Jessie Allen, University of Pittsburgh School of Law, has made available via SSRN Blind Faith and Reasonable Doubts: Investigating Beliefs in the Rule of Law, published at 24 Seattle University Law Review 691 (2001). Here is the abstract.
In the winter of 1998-99, I was in a graduate law program designed for future law teachers. I found myself thinking with new urgency about old questions: Can our legal system produce results that are at least partly independent of political and economic power? Or does the law always wind up reproducing and reinforcing the powers that be? In short, is there any such thing as the "rule of law"?Download the article from SSRN at the link.
By a bizarre accident of timing, my personal inquiry into rule of law issues coincided with a new popular interest in these matters brought about by the Clinton impeachment hearings. Suddenly, there were almost daily references in the news media and on the floor of Congress to the sanctity and vulnerability of the rule of law in our democracy. I was particularly struck by the quasi-religious tone that prevailed. It seemed paradoxical to me that this most rationalist ideal should generate an aura of the sacred, and the apparent contradiction provoked me to look more closely at what we mean when we talk about believing in something.
While considering what it meant to preach the rule of law as an ungrounded article of faith, I began to wonder if there was anything about the nature of legal practice that might ground a more limited belief in law's ability to constrain power. Watching the impeachment proceedings on television, I found myself thinking about an earlier period in my life. I used to be an actress and a performance artist. It occurred to me that there were certain similarities between legal and theatrical practice.

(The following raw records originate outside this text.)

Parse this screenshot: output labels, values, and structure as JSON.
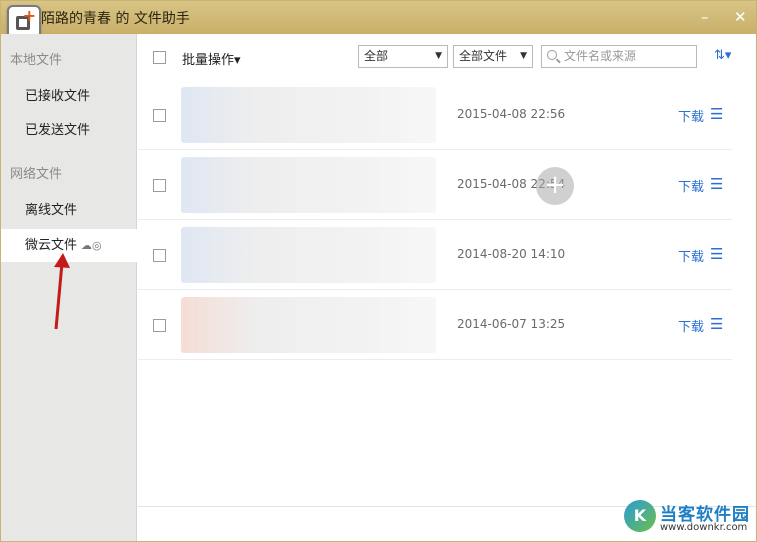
{
  "window": {
    "title": "陌路的青春 的 文件助手",
    "minimize_label": "–",
    "close_label": "✕"
  },
  "sidebar": {
    "section_local": "本地文件",
    "section_network": "网络文件",
    "items": [
      {
        "label": "已接收文件"
      },
      {
        "label": "已发送文件"
      },
      {
        "label": "离线文件"
      },
      {
        "label": "微云文件"
      }
    ]
  },
  "toolbar": {
    "batch_label": "批量操作▾",
    "filter_scope": "全部",
    "filter_type": "全部文件",
    "search_placeholder": "文件名或来源",
    "sort_label": "⇅▾"
  },
  "files": [
    {
      "date": "2015-04-08 22:56",
      "download": "下载",
      "thumb": "blue"
    },
    {
      "date": "2015-04-08 22:54",
      "download": "下载",
      "thumb": "blue"
    },
    {
      "date": "2014-08-20 14:10",
      "download": "下载",
      "thumb": "blue"
    },
    {
      "date": "2014-06-07 13:25",
      "download": "下载",
      "thumb": "red"
    }
  ],
  "watermark": {
    "brand": "当客软件园",
    "url": "www.downkr.com"
  },
  "colors": {
    "title_bar": "#cdb572",
    "link_blue": "#2a6fd1",
    "arrow_red": "#c41a1a"
  }
}
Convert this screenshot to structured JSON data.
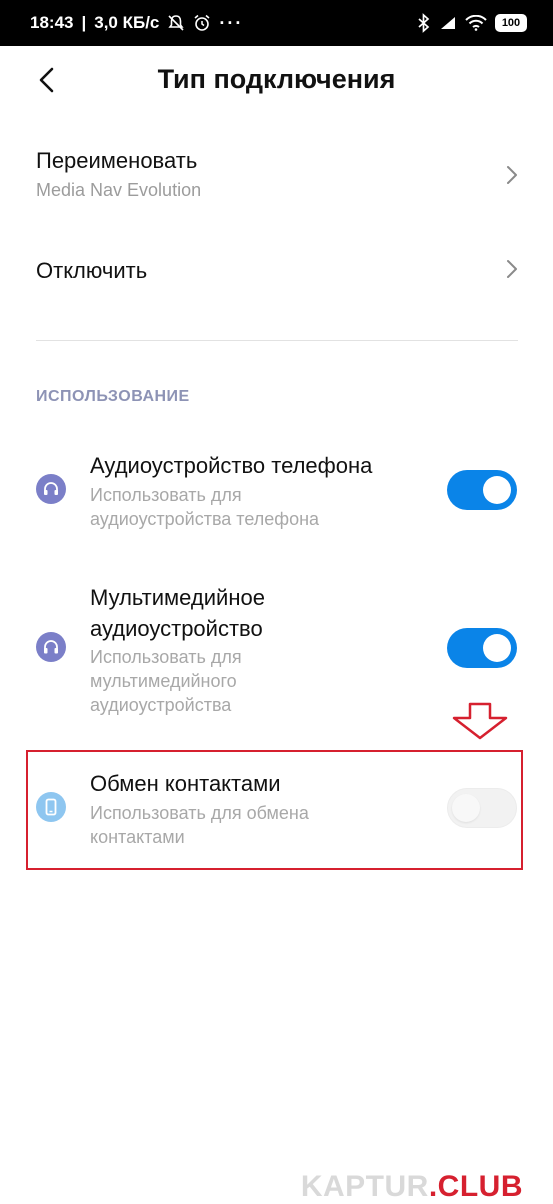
{
  "status_bar": {
    "time": "18:43",
    "speed": "3,0 КБ/с",
    "more": "···",
    "battery": "100"
  },
  "header": {
    "title": "Тип подключения"
  },
  "menu": {
    "rename": {
      "title": "Переименовать",
      "subtitle": "Media Nav Evolution"
    },
    "disconnect": {
      "title": "Отключить"
    }
  },
  "usage": {
    "section_title": "ИСПОЛЬЗОВАНИЕ",
    "items": [
      {
        "title_lines": [
          "Аудиоустройство телефона"
        ],
        "subtitle_lines": [
          "Использовать для",
          "аудиоустройства телефона"
        ],
        "icon": "headset-icon",
        "icon_color": "#7b7fc8",
        "enabled": true
      },
      {
        "title_lines": [
          "Мультимедийное",
          "аудиоустройство"
        ],
        "subtitle_lines": [
          "Использовать для",
          "мультимедийного",
          "аудиоустройства"
        ],
        "icon": "headphones-icon",
        "icon_color": "#7b7fc8",
        "enabled": true
      },
      {
        "title_lines": [
          "Обмен контактами"
        ],
        "subtitle_lines": [
          "Использовать для обмена",
          "контактами"
        ],
        "icon": "phone-icon",
        "icon_color": "#8ec6f0",
        "enabled": false
      }
    ]
  },
  "colors": {
    "accent": "#0a84e8",
    "highlight": "#d6202f",
    "section_header": "#8d93b5"
  },
  "watermark": {
    "part1": "KAPTUR",
    "part2": ".CLUB"
  }
}
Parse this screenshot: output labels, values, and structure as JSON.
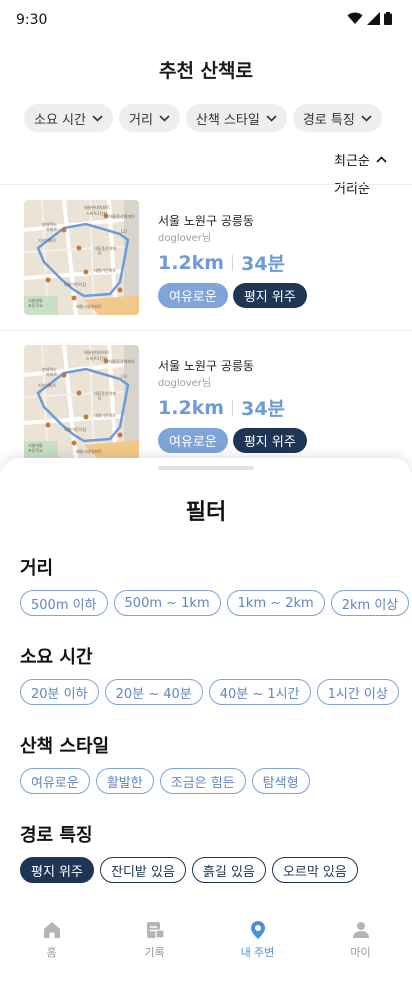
{
  "status": {
    "time": "9:30"
  },
  "header": {
    "title": "추천 산책로"
  },
  "filter_chips": [
    {
      "label": "소요 시간"
    },
    {
      "label": "거리"
    },
    {
      "label": "산책 스타일"
    },
    {
      "label": "경로 특징"
    }
  ],
  "sort": {
    "options": [
      "최근순",
      "거리순"
    ],
    "selected": "최근순"
  },
  "routes": [
    {
      "location": "서울 노원구 공릉동",
      "user": "doglover님",
      "distance": "1.2km",
      "duration": "34분",
      "tags": [
        "여유로운",
        "평지 위주"
      ],
      "map_labels": [
        "태릉현대아파트",
        "스위트1단지",
        "태릉동성해피아",
        "CU",
        "현대맥스",
        "아파트",
        "기리아파트",
        "태릉풍한아파",
        "트",
        "대형가전마트",
        "태릉어린이집",
        "서울태릉",
        "초등학교",
        "태릉시영아파트"
      ]
    },
    {
      "location": "서울 노원구 공릉동",
      "user": "doglover님",
      "distance": "1.2km",
      "duration": "34분",
      "tags": [
        "여유로운",
        "평지 위주"
      ],
      "map_labels": [
        "태릉현대아파트",
        "스위트1단지",
        "태릉동성해피아",
        "CU",
        "현대맥스",
        "아파트",
        "기리아파트",
        "태릉풍한아파",
        "트",
        "대형가전마트",
        "태릉어린이집",
        "서울태릉",
        "초등학교",
        "태릉시영아파트"
      ]
    }
  ],
  "sheet": {
    "title": "필터",
    "sections": [
      {
        "title": "거리",
        "options": [
          "500m 이하",
          "500m ~ 1km",
          "1km ~ 2km",
          "2km 이상"
        ]
      },
      {
        "title": "소요 시간",
        "options": [
          "20분 이하",
          "20분 ~ 40분",
          "40분 ~ 1시간",
          "1시간 이상"
        ]
      },
      {
        "title": "산책 스타일",
        "options": [
          "여유로운",
          "활발한",
          "조금은 힘든",
          "탐색형"
        ]
      },
      {
        "title": "경로 특징",
        "options": [
          "평지 위주",
          "잔디밭 있음",
          "흙길 있음",
          "오르막 있음"
        ],
        "selected": "평지 위주"
      }
    ]
  },
  "nav": {
    "items": [
      {
        "label": "홈",
        "icon": "home-icon"
      },
      {
        "label": "기록",
        "icon": "record-icon"
      },
      {
        "label": "내 주변",
        "icon": "location-pin-icon",
        "active": true
      },
      {
        "label": "마이",
        "icon": "person-icon"
      }
    ]
  },
  "colors": {
    "accent": "#4a90d9",
    "primary_dark": "#1e3556",
    "light_blue": "#7ea4d8"
  }
}
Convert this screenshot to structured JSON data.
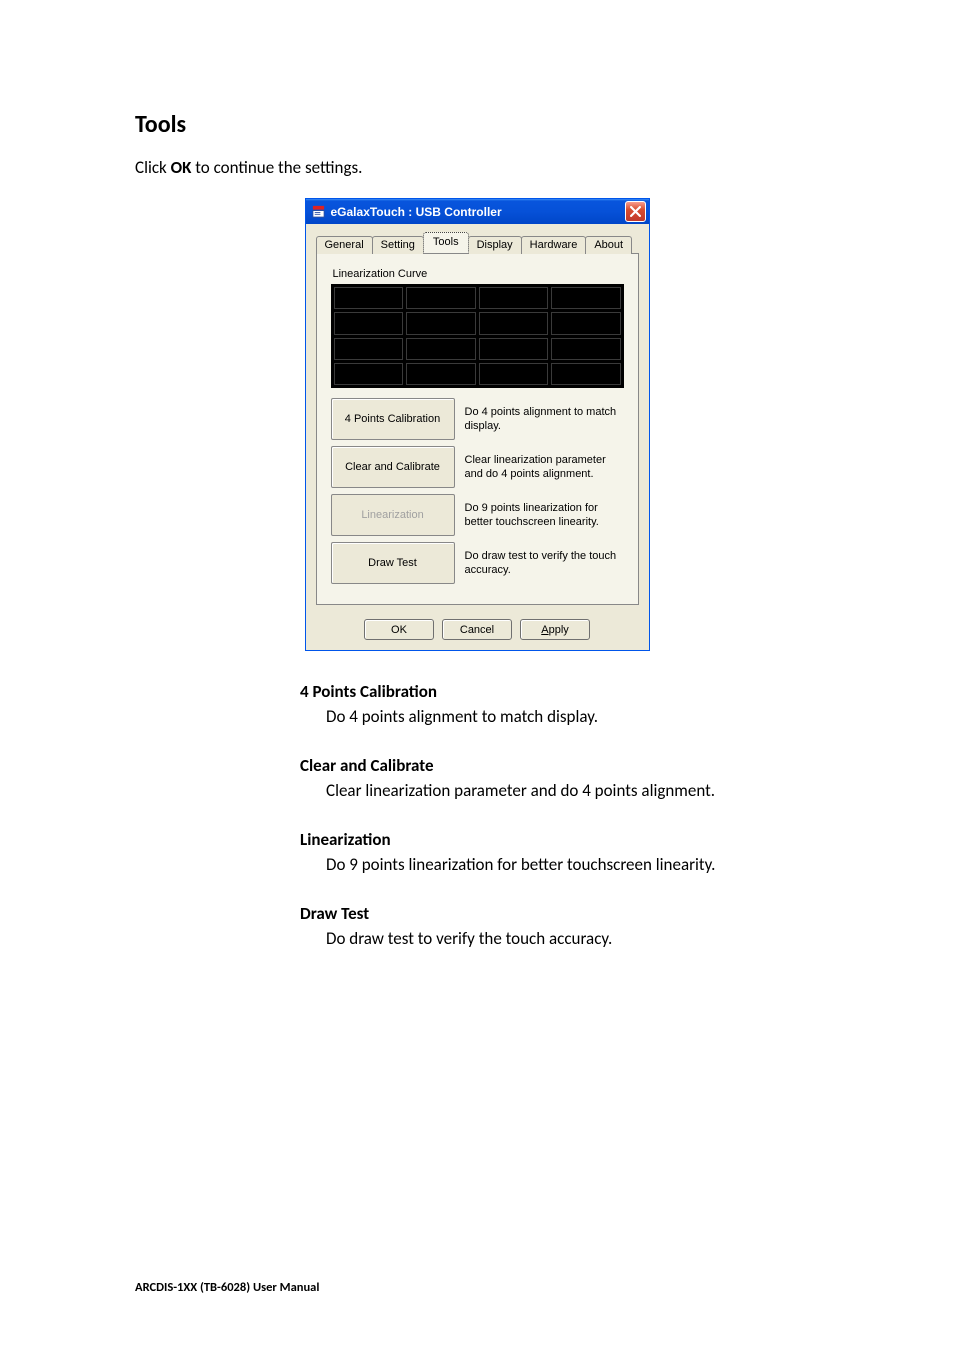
{
  "doc": {
    "section_title": "Tools",
    "intro_pre": "Click ",
    "intro_bold": "OK",
    "intro_post": " to continue the settings.",
    "footer": "ARCDIS-1XX (TB-6028) User Manual"
  },
  "dialog": {
    "title": "eGalaxTouch : USB Controller",
    "tabs": {
      "general": "General",
      "setting": "Setting",
      "tools": "Tools",
      "display": "Display",
      "hardware": "Hardware",
      "about": "About"
    },
    "group_label": "Linearization Curve",
    "rows": {
      "r1_btn": "4 Points Calibration",
      "r1_desc": "Do 4 points alignment to match display.",
      "r2_btn": "Clear and Calibrate",
      "r2_desc": "Clear linearization parameter and do 4 points alignment.",
      "r3_btn": "Linearization",
      "r3_desc": "Do 9 points linearization for better touchscreen linearity.",
      "r4_btn": "Draw Test",
      "r4_desc": "Do draw test to verify the touch accuracy."
    },
    "buttons": {
      "ok": "OK",
      "cancel": "Cancel",
      "apply_u": "A",
      "apply_rest": "pply"
    }
  },
  "explain": {
    "t1": "4 Points Calibration",
    "d1": "Do 4 points alignment to match display.",
    "t2": "Clear and Calibrate",
    "d2": "Clear linearization parameter and do 4 points alignment.",
    "t3": "Linearization",
    "d3": "Do 9 points linearization for better touchscreen linearity.",
    "t4": "Draw Test",
    "d4": "Do draw test to verify the touch accuracy."
  }
}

Perhaps the formal conventions that radically limit behavior on stage and in court might be related to the decisional constraints that constitute a rule of law. That possibility, in turn, led me to ponder various kinds of limits evoked by the figure of a blind, hence limited, justice. In the end, the formalities of legal procedure seemed more central to the value of a just legal system than I had previously thought. Somehow, investigating my own tenuous -- but apparently unshakeable -- belief in a rule of law ideal changed the way I saw legal practice. This Article reports that investigation.